How did I get it?:
NetGalley- thanks to Little, Brown
Previously reviewed by the same author:
He’s a household name . . . without a home
Jake is an actor, a household name thanks to his role on the UK’s most popular soap. But his character went upstairs to his bedroom six months ago and never came down again, and now Jake is facing an uncertain future. Add to that his dad’s anger issues, the family’s precarious finances and the demands of a severely autistic brother; Jake’s home feels like a powder keg waiting to explode. It’s easier to spend nights on friends’ sofas and futons, but what happens when you feel like a cuckoo in every nest?
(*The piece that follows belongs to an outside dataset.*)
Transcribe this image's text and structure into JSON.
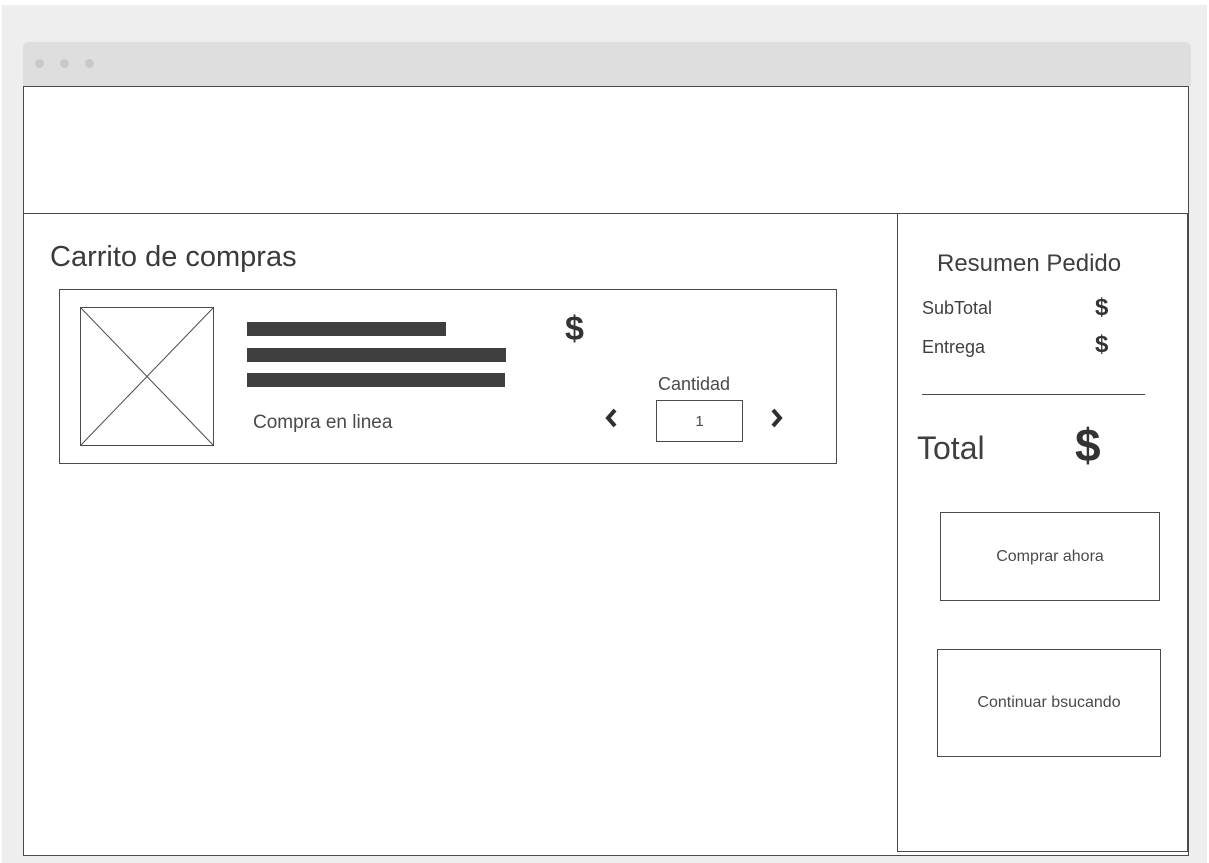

I have come to expect that Keren David’s books have much deeper subject matter than you might expect. Cuckoo is no exception. It involves family drama, homelessness and a character with severe autism. I think this book is going to divide its readers as it is quite different in narration. I think you’re either going to get on with it or not. I did read this book until the end, but the narration does take a while to get used to.
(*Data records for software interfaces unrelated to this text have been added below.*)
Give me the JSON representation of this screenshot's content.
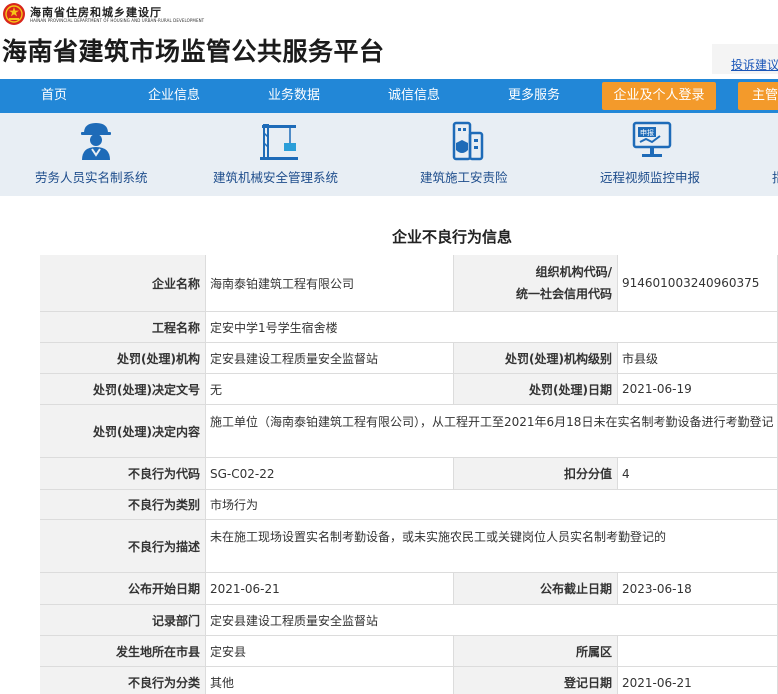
{
  "header": {
    "dept_name": "海南省住房和城乡建设厅",
    "dept_name_en": "HAINAN PROVINCIAL DEPARTMENT OF HOUSING AND URBAN-RURAL DEVELOPMENT",
    "site_title": "海南省建筑市场监管公共服务平台",
    "complaint_link": "投诉建议"
  },
  "nav": {
    "items": [
      "首页",
      "企业信息",
      "业务数据",
      "诚信信息",
      "更多服务"
    ],
    "login_button": "企业及个人登录",
    "admin_button": "主管"
  },
  "services": [
    {
      "label": "劳务人员实名制系统",
      "icon": "worker-icon"
    },
    {
      "label": "建筑机械安全管理系统",
      "icon": "crane-icon"
    },
    {
      "label": "建筑施工安责险",
      "icon": "insurance-building-icon"
    },
    {
      "label": "远程视频监控申报",
      "icon": "monitor-declare-icon"
    },
    {
      "label": "指",
      "icon": "more-icon"
    }
  ],
  "section_title": "企业不良行为信息",
  "record": {
    "company_name_label": "企业名称",
    "company_name": "海南泰铂建筑工程有限公司",
    "org_code_label_1": "组织机构代码/",
    "org_code_label_2": "统一社会信用代码",
    "org_code": "914601003240960375",
    "project_label": "工程名称",
    "project": "定安中学1号学生宿舍楼",
    "agency_label": "处罚(处理)机构",
    "agency": "定安县建设工程质量安全监督站",
    "agency_level_label": "处罚(处理)机构级别",
    "agency_level": "市县级",
    "decision_no_label": "处罚(处理)决定文号",
    "decision_no": "无",
    "decision_date_label": "处罚(处理)日期",
    "decision_date": "2021-06-19",
    "decision_content_label": "处罚(处理)决定内容",
    "decision_content": "施工单位（海南泰铂建筑工程有限公司），从工程开工至2021年6月18日未在实名制考勤设备进行考勤登记",
    "behavior_code_label": "不良行为代码",
    "behavior_code": "SG-C02-22",
    "deduction_label": "扣分分值",
    "deduction": "4",
    "behavior_type_label": "不良行为类别",
    "behavior_type": "市场行为",
    "behavior_desc_label": "不良行为描述",
    "behavior_desc": "未在施工现场设置实名制考勤设备，或未实施农民工或关键岗位人员实名制考勤登记的",
    "publish_start_label": "公布开始日期",
    "publish_start": "2021-06-21",
    "publish_end_label": "公布截止日期",
    "publish_end": "2023-06-18",
    "record_dept_label": "记录部门",
    "record_dept": "定安县建设工程质量安全监督站",
    "city_label": "发生地所在市县",
    "city": "定安县",
    "district_label": "所属区",
    "district": "",
    "category_label": "不良行为分类",
    "category": "其他",
    "register_date_label": "登记日期",
    "register_date": "2021-06-21"
  },
  "colors": {
    "nav_blue": "#2287d7",
    "login_orange": "#f39a2b",
    "service_bg": "#e8eef4",
    "label_bg": "#f2f2f2",
    "icon_blue": "#1e6bb8"
  }
}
Cuckoo centres around sixteen-year-old Jake who has been on a popular TV soap for quite some time. When Jake was no longer in the script he began to feel very uneasy. The story follows transcripts of Jake’s YouTube account. He sets it up in order to film dramatised accounts of something that happened in Jake’s past which led to the soap opera being cancelled. From the beginning, we just know that Jake had done something.
I think what gives this book some extra intrigue is that Jake is such an unreliable narrator. I wasn’t sure whether to trust in him or not. The comments following the transcript of the video also add to the unreliable narration. Who is the reader supposed to believe? The people that are portrayed in the videos also comment on the YouTube comments. They’re determined to defend themselves, it confused me. I wanted to know what was going on and who was telling the truth. I did enjoy the transcripts, but I feel it would have been good to have different forms of narration in-between.
This is another book where it would ruin it to give too much away about the plot. It may not be for everyone, but I think it’s worth giving it a go to see if it’ll work for you.
Would I recommend it?: